■ Goal of the exercise
When a line in the entries below contains the word "time", copy that line.

────────

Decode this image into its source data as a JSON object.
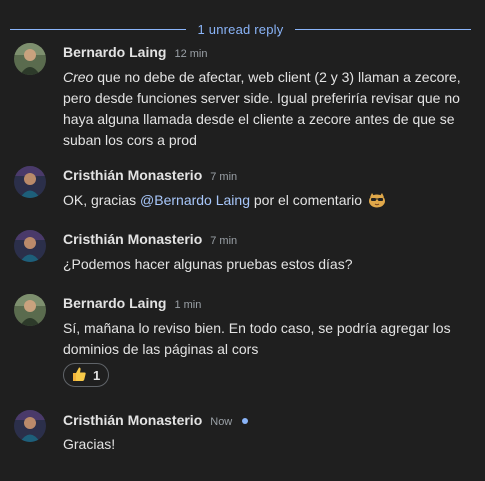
{
  "divider": {
    "label": "1 unread reply"
  },
  "messages": [
    {
      "author": "Bernardo Laing",
      "time": "12 min",
      "text_italic": "Creo",
      "text_rest": " que no debe de afectar, web client (2 y 3) llaman a zecore, pero desde funciones server side. Igual preferiría revisar que no haya alguna llamada desde el cliente a zecore antes de que se suban los cors a prod"
    },
    {
      "author": "Cristhián Monasterio",
      "time": "7 min",
      "text_before": "OK, gracias ",
      "mention": "@Bernardo Laing",
      "text_after": " por el comentario ",
      "emoji": "cool-cat-sunglasses-emoji"
    },
    {
      "author": "Cristhián Monasterio",
      "time": "7 min",
      "text": "¿Podemos hacer algunas pruebas estos días?"
    },
    {
      "author": "Bernardo Laing",
      "time": "1 min",
      "text": "Sí, mañana lo reviso bien. En todo caso, se podría agregar los dominios de las páginas al cors",
      "reaction": {
        "emoji": "thumbs-up-icon",
        "count": "1"
      }
    },
    {
      "author": "Cristhián Monasterio",
      "time": "Now",
      "text": "Gracias!",
      "unread": true
    }
  ],
  "colors": {
    "background": "#1f1f1f",
    "accent": "#8ab4f8",
    "mention": "#a8c7fa",
    "text": "#e3e3e3",
    "muted": "#9aa0a6"
  }
}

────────

■ Exercise output
      "time": "12 min",
      "time": "7 min",
      "time": "7 min",
      "time": "1 min",
      "time": "Now",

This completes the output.